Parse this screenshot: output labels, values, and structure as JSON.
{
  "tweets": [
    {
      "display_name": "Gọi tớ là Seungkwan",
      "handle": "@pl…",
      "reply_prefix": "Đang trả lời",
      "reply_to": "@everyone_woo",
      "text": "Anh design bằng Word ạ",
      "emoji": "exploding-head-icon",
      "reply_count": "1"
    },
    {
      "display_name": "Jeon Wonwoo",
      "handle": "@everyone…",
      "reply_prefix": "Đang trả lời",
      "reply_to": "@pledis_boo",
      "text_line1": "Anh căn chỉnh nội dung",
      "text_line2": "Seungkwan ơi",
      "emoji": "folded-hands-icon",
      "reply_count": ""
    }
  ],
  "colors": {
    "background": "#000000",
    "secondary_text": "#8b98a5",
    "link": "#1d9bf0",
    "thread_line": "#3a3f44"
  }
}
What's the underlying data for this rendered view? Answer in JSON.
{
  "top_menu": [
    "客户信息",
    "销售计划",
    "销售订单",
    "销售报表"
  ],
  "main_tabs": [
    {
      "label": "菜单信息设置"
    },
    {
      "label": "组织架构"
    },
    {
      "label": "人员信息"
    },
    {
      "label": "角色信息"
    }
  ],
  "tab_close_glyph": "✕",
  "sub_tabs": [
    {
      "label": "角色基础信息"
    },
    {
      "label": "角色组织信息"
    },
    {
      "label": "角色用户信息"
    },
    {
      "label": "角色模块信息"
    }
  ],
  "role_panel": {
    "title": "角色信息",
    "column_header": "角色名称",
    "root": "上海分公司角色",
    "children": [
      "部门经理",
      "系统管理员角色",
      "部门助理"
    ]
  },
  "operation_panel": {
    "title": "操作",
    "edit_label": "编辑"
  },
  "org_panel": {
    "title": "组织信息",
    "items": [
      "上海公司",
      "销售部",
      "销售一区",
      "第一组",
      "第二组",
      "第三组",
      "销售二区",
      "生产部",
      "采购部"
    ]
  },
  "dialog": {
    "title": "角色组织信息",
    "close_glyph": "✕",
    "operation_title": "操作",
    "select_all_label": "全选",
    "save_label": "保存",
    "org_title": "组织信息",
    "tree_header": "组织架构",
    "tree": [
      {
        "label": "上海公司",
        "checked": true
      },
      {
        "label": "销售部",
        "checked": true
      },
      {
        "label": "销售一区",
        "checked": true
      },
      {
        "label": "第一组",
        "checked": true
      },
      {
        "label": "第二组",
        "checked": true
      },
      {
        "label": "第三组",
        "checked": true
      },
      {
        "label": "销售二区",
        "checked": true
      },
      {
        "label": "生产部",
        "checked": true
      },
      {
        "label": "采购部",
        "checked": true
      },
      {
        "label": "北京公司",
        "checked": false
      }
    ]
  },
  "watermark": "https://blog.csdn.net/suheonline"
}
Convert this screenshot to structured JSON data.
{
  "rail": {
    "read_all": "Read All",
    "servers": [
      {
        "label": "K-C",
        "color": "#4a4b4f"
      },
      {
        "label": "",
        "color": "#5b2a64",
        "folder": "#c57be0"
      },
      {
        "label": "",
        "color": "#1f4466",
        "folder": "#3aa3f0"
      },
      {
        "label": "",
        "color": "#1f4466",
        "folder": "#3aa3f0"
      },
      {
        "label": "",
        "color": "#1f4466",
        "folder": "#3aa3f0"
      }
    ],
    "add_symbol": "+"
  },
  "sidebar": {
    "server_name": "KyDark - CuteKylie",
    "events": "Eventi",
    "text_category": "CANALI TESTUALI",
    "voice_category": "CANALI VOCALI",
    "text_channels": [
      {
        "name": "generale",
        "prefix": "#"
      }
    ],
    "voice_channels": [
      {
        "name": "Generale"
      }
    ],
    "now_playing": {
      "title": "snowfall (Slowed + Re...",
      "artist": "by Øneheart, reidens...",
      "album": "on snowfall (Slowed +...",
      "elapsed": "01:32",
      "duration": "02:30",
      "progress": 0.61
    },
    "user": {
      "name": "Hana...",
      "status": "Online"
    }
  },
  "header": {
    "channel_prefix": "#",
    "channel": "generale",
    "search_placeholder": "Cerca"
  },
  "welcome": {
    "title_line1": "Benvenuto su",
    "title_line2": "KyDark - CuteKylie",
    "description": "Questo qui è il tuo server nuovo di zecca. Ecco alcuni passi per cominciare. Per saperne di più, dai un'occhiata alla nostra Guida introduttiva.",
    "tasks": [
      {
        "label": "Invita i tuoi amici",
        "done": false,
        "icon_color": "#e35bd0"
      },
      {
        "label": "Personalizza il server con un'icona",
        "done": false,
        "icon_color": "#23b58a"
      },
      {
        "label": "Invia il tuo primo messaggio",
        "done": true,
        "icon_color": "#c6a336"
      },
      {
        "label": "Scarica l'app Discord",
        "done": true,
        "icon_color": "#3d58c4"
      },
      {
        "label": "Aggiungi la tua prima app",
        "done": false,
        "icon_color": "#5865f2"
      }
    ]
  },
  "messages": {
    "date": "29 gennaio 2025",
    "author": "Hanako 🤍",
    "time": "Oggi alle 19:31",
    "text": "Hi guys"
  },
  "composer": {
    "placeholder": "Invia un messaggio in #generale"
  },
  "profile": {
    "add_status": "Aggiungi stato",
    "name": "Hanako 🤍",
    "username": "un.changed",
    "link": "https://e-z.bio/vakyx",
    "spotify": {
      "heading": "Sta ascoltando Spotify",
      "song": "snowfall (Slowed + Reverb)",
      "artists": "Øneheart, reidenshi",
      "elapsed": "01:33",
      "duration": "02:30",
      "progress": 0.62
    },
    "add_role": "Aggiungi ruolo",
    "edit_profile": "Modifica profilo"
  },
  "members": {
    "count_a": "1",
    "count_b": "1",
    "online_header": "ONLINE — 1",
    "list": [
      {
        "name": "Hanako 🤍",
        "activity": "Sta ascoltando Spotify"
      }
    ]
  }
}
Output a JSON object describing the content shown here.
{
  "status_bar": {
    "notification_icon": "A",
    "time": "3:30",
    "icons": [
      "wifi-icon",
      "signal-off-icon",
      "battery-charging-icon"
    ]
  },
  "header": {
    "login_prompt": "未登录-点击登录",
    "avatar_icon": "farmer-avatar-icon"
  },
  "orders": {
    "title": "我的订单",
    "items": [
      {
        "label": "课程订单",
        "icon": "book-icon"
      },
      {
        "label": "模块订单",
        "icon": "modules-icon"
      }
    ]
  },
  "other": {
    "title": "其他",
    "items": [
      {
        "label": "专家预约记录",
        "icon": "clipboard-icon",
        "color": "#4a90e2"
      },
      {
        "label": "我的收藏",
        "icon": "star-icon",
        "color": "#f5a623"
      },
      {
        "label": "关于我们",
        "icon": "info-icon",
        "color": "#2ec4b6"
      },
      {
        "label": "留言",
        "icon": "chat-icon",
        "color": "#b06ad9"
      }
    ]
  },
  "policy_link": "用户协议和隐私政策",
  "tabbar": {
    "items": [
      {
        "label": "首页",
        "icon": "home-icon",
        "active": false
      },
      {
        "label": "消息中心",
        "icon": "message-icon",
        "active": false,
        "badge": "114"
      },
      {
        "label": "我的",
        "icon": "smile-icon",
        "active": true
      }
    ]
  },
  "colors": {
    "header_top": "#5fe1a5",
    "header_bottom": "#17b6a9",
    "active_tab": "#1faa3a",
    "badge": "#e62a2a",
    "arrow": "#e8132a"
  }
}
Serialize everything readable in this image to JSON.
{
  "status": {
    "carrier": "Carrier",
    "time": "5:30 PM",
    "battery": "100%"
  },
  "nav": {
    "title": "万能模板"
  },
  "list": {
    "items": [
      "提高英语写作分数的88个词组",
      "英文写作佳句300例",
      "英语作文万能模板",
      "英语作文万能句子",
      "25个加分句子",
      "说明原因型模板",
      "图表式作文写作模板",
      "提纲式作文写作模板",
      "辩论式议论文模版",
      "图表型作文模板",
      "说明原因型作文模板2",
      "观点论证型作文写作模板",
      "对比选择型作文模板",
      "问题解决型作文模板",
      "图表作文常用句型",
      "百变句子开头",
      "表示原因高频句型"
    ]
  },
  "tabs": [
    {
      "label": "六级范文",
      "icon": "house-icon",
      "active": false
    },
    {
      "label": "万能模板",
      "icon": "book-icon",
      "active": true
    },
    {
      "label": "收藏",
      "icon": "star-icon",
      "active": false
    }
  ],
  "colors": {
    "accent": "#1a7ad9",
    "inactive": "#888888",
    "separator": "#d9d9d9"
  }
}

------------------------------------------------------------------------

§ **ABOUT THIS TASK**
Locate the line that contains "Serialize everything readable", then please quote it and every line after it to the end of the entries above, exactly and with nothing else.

§ **ANSWER TO THE EXERCISE**
Serialize everything readable in this image to JSON.
{
  "status": {
    "carrier": "Carrier",
    "time": "5:30 PM",
    "battery": "100%"
  },
  "nav": {
    "title": "万能模板"
  },
  "list": {
    "items": [
      "提高英语写作分数的88个词组",
      "英文写作佳句300例",
      "英语作文万能模板",
      "英语作文万能句子",
      "25个加分句子",
      "说明原因型模板",
      "图表式作文写作模板",
      "提纲式作文写作模板",
      "辩论式议论文模版",
      "图表型作文模板",
      "说明原因型作文模板2",
      "观点论证型作文写作模板",
      "对比选择型作文模板",
      "问题解决型作文模板",
      "图表作文常用句型",
      "百变句子开头",
      "表示原因高频句型"
    ]
  },
  "tabs": [
    {
      "label": "六级范文",
      "icon": "house-icon",
      "active": false
    },
    {
      "label": "万能模板",
      "icon": "book-icon",
      "active": true
    },
    {
      "label": "收藏",
      "icon": "star-icon",
      "active": false
    }
  ],
  "colors": {
    "accent": "#1a7ad9",
    "inactive": "#888888",
    "separator": "#d9d9d9"
  }
}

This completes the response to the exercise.